Queensland Corrective Services was the most complained about agency in the 2019-20 financial year, according to the state ombud’s annual report.
Tabled in Parliament last week, the report revealed the Queensland Ombudsman received 7207 complaints, a decrease of 8% from the previous year. Of these, 3934 were about state government departments, 1053 were about statutory authorities, and 1859 were about local councils.
Of the 7204 finalised complaints, 1095 were not considered appropriate to investigate, and 4962 were deemed “premature” as the complaint was not first raised with the relevant agency.
The department which was complained about the most in 2019-20 was Queensland Corrective Services, with 981 complaints, up from 825 the previous year. It was followed by the Department of Child Safety, Youth and Women (609), the Department of Housing and Public Works (516), the Department of Education (512), and Queensland Health (351).
A total of 1140 investigations were finalised in 2019-20, down 9% from the previous year.
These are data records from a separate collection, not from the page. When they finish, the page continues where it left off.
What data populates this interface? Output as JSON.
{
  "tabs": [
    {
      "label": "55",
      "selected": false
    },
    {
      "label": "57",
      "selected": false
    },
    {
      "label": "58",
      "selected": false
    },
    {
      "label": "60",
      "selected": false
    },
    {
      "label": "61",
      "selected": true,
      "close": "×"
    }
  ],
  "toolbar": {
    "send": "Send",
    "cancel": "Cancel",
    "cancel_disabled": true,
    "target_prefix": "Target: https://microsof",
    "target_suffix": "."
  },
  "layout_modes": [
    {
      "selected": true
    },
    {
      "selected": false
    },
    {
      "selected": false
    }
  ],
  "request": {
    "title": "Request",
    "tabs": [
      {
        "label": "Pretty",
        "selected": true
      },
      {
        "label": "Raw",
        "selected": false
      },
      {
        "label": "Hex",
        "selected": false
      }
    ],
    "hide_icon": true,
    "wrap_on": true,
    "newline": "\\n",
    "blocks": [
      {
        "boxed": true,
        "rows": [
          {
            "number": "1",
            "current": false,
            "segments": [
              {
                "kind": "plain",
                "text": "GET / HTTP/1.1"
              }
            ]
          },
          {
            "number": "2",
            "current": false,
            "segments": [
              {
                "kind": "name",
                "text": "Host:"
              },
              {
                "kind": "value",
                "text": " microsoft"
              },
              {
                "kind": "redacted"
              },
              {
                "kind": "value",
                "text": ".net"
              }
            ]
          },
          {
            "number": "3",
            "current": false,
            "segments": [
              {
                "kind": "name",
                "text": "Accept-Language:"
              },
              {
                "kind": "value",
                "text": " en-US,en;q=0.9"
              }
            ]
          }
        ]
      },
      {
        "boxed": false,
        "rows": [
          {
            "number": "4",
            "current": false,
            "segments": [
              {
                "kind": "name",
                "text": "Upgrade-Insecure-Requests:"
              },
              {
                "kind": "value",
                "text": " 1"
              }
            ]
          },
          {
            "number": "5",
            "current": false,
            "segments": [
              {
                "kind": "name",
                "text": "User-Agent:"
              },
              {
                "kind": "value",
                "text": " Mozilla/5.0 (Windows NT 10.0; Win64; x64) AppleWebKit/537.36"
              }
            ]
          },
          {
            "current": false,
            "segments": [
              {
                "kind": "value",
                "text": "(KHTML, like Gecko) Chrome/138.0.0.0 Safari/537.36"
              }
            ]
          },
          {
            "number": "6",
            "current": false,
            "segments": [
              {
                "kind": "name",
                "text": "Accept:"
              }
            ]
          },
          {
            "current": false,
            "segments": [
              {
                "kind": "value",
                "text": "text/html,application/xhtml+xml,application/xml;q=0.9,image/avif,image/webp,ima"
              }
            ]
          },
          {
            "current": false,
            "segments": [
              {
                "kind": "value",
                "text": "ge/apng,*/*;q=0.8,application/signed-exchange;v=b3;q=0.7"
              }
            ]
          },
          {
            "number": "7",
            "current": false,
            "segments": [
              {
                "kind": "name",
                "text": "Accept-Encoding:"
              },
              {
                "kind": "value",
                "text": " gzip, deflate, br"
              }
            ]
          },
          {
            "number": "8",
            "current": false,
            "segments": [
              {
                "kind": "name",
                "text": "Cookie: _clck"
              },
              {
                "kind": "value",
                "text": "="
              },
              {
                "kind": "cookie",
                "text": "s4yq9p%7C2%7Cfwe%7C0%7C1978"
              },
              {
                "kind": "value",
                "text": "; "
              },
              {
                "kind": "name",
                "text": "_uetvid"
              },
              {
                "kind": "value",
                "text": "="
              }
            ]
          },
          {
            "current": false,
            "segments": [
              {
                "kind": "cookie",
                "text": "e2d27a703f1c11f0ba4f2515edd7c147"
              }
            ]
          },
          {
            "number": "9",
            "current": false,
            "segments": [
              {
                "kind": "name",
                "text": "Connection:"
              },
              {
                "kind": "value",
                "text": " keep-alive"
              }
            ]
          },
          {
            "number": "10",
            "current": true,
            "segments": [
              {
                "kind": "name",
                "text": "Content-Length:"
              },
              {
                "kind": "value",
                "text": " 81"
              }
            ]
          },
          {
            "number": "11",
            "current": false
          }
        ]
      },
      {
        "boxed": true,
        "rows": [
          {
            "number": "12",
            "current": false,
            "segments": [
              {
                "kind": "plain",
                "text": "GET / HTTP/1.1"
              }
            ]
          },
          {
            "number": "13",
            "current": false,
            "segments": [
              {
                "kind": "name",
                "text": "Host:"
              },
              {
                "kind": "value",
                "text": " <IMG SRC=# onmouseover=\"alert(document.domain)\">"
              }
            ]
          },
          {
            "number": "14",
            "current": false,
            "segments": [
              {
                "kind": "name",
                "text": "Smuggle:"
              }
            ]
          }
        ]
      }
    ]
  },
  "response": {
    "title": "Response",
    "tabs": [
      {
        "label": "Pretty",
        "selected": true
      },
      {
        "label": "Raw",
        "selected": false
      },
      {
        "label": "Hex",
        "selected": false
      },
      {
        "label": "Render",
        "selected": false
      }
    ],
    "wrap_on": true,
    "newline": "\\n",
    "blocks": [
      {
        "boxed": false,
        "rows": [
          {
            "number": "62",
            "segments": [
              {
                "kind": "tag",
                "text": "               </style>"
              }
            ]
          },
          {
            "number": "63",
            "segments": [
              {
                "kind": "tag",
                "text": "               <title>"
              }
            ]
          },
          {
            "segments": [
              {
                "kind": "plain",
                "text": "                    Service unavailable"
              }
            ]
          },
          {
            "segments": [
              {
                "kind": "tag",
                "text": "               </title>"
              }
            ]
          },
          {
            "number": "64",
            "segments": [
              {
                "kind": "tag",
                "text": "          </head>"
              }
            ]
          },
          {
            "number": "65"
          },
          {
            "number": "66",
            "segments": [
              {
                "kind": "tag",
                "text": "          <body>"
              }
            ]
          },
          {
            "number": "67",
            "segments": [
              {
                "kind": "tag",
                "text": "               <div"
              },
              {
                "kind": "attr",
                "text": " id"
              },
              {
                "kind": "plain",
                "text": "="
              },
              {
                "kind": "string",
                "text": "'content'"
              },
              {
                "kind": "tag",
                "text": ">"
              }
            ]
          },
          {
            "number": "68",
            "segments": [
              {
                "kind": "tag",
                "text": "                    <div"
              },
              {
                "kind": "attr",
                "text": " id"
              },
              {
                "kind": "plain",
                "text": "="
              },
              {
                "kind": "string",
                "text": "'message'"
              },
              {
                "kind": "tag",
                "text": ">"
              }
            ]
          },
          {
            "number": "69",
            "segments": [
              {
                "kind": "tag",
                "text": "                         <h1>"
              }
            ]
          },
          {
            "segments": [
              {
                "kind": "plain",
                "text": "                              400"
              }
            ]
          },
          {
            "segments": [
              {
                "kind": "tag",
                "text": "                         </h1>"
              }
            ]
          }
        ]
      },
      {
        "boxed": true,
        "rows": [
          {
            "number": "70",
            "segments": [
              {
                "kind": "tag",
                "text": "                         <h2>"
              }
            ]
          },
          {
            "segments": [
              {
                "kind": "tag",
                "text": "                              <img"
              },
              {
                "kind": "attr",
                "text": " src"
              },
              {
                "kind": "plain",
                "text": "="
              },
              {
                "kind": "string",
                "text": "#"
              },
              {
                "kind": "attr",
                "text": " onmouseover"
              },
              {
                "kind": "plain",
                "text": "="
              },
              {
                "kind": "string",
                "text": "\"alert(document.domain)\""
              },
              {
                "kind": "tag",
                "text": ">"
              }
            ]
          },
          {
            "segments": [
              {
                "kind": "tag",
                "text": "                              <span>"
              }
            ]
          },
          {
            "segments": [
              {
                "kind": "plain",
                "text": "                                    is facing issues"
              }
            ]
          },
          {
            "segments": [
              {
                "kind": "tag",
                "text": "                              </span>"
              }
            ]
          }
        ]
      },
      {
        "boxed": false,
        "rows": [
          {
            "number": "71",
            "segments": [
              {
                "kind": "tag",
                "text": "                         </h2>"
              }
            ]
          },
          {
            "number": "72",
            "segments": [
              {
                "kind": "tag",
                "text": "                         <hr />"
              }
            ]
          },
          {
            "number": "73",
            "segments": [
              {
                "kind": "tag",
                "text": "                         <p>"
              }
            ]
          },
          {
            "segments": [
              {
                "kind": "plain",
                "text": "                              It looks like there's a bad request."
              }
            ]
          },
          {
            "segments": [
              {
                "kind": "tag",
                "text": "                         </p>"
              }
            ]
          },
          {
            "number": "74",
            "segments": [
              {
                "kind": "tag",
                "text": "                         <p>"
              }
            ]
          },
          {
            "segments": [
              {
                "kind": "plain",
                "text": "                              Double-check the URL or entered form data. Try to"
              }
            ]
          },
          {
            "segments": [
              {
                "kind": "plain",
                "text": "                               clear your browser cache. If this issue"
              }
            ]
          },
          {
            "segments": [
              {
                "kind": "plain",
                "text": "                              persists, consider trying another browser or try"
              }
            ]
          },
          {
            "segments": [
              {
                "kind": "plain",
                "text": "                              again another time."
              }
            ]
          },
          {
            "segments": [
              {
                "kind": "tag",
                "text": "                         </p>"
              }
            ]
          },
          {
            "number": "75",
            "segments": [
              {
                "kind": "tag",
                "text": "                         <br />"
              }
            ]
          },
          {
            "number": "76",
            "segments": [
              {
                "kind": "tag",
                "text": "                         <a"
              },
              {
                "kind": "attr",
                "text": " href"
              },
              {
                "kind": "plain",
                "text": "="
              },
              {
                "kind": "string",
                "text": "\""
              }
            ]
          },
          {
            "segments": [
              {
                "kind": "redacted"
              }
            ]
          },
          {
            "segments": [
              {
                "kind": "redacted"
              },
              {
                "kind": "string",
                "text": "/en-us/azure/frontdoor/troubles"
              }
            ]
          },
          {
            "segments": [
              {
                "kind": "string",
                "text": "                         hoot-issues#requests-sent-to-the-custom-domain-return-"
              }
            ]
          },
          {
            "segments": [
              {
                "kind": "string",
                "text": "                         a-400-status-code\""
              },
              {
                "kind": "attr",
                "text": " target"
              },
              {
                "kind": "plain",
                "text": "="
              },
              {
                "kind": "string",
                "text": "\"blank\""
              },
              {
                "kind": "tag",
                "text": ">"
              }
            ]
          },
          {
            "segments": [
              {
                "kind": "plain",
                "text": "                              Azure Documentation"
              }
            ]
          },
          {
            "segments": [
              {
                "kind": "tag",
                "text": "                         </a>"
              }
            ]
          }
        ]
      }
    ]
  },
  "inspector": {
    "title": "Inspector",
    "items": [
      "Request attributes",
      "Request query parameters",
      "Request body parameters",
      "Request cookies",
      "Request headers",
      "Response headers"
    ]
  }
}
Of those, no error was found in 686 investigations, and continuing an investigation was not considered warranted in 274 investigations.
All complaints were finalised within 12 months, with 85% finalised within 10 days.
This year, the ombud made 244 recommendations to agencies, most of which called on agencies to improve a policy or procedure (87), review their decisions (36), expedite their actions (36), or provide better explanations (34). Every recommendation was accepted.
In 2019–20, 1744 public interest disclosures were reported, an increase of 52.8% compared with 1141 in 2018–19. The report noted that this large increase was “driven by a significant rise in the number of corrupt conduct PIDs reported”, which was likely due to changes to the definition of corrupt conduct under the Crime and Corruption Act 2001.
The ombud found a majority of PIDs were reported by state government departments (964), followed by hospital and health services (388), and the proportion of PIDs reported by employees was “relatively stable”.
The report noted that PIDs reported by role reporters increased significantly, from 107 in 2018–19 to 375 the following year.
“This continues the trend of growing awareness by agencies that officers who identify wrongdoing in the course of the performance of their duties (for example, human resources officers, auditors, inspectors and investigators) are entitled to the protections of the PID Act when they report wrongdoing,” it said.
Anthony Reilly took over as Queensland ombud in July, when Phil Clarke, whose career in the public sector has spanned more than 30 years, retired from the role.